“During my 10-month fellowship at the Brooklyn Public Library, I had the pleasure of working with incredibly supportive and compassionate library staff on programs for immigrant patrons,” she said. “We facilitated Know Your Rights workshops and created a legal resource guide for immigrants. My work there equipped me to be an even better advocate for immigrant communities and affirmed my desire to become a librarian.”
Having recently relocated to Los Angeles to work more closely with Spanish-speaking communities, Cortes said as a future librarian, she hopes to be a resource for immigrant communities and intends to use the REFORMA scholarship funds to develop more professional skills, and help pay for her Master of Library and Information Science courses.
After graduation, Cortes’ plans include partnering with city agencies to create programs that connect social services with Spanish-speaking patrons who experience homelessness, poverty, and discrimination, working with Latino youth to help them apply to college, and creating a mentorship program for LatinX youth.
“When I found out I’d received the scholarship, I was very excited and grateful. As an immigrant and first-generation college student, there are many obstacles I encounter, but this scholarship enables me to pursue my MLIS,” she said. “The most exciting aspect of this scholarship is working with a mentor and being an active member of REFORMA, where I hope to be an additional asset.”
Torres received her BA from California State University Fullerton and her MA in History from Washington State University.
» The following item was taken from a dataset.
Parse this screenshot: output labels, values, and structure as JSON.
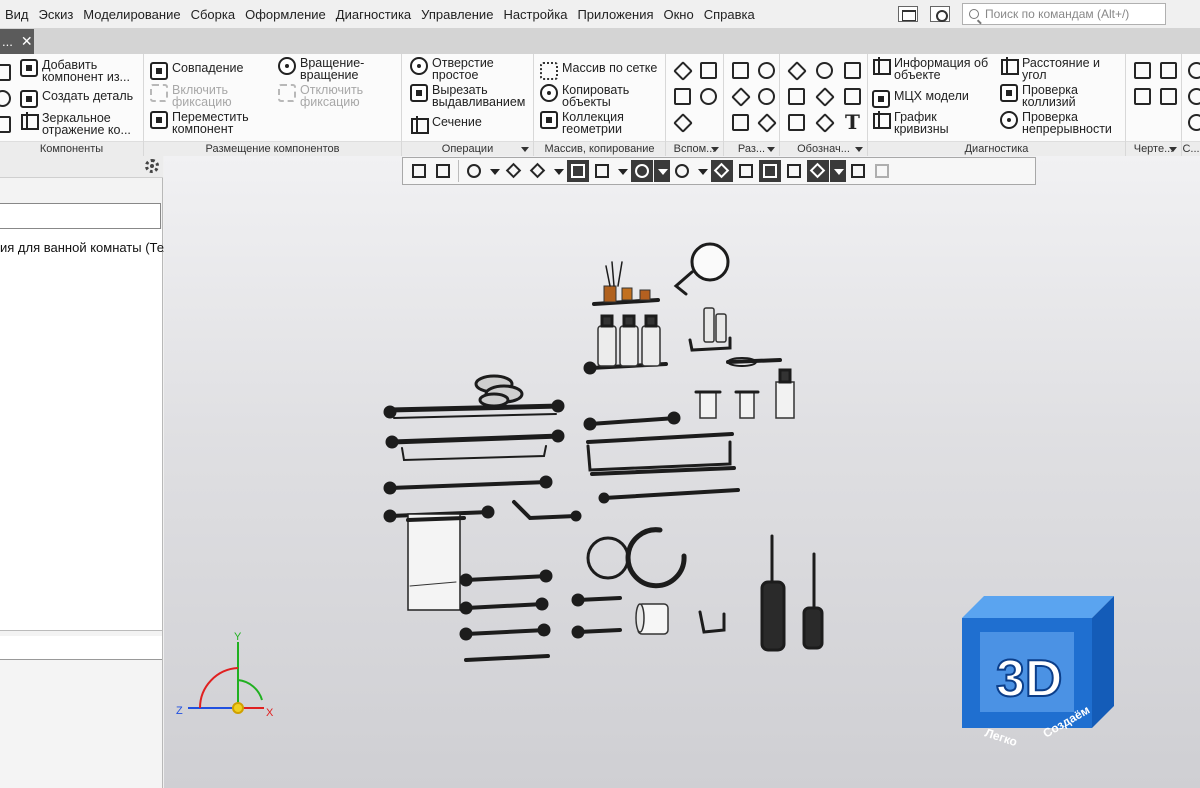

She currently volunteers in high-LatinX-population high schools, where she teaches information literacy and critical evaluation to reduce library anxiety and empower students.
As a student member, Torres is clearly aligned with REFORMA’s mission. “I was motivated to apply for the scholarship because I firmly believe in the values of the organization, which works to promote library and information services to Latino communities and those who speak Spanish,” she explained.
Torres, who said email notifications from the iSchool about scholarship opportunities convinced her to apply, said she found the application process to be straightforward, and encouraged other iSchool students to apply for the several REFORMA scholarships that are awarded through local chapters across California. “I really appreciate that they support and encourage the professional development of Latinx library and information science professionals,” she said.
When she learned that she was one of the scholarship recipients, Torres said she felt “overjoyed,” and that it validated her decision to become a librarian—a career path that had initially drawn skepticism from some of her family and coworkers. It also proved that there are professionals in the field that see her potential.
“Winning this scholarship, along with a few others, has really reaffirmed my decision to return to school and pursue my MLIS degree,” she said. “Moreover, as a woman of color hoping to work in an academic library, it is really affirming and comforting to know that there are other people of color cheering me on and eager to help me find my way in librarianship.”
iSchool Assistant Professor Michele Villagran serves as REFORMA liaison and REFORMA Education Committee chair. She reflected on how proud she is of each of these students. “Luisa Leija, Cynthia Cortes and Renee Torres are doing wonderful things to support their communities, and I’m grateful that REFORMA continues to recognize and support such endeavors to help students achieve their goals and aspirations with Spanish-speaking communities,” she said.
All REFORMA Scholarship recipients were honored at the 2019 American Library Association Annual Conference in Washington, D.C. at the REFORMA Awards Ceremony and Fundraiser on June 22, 2019. For more information, please visit the REFORMA website.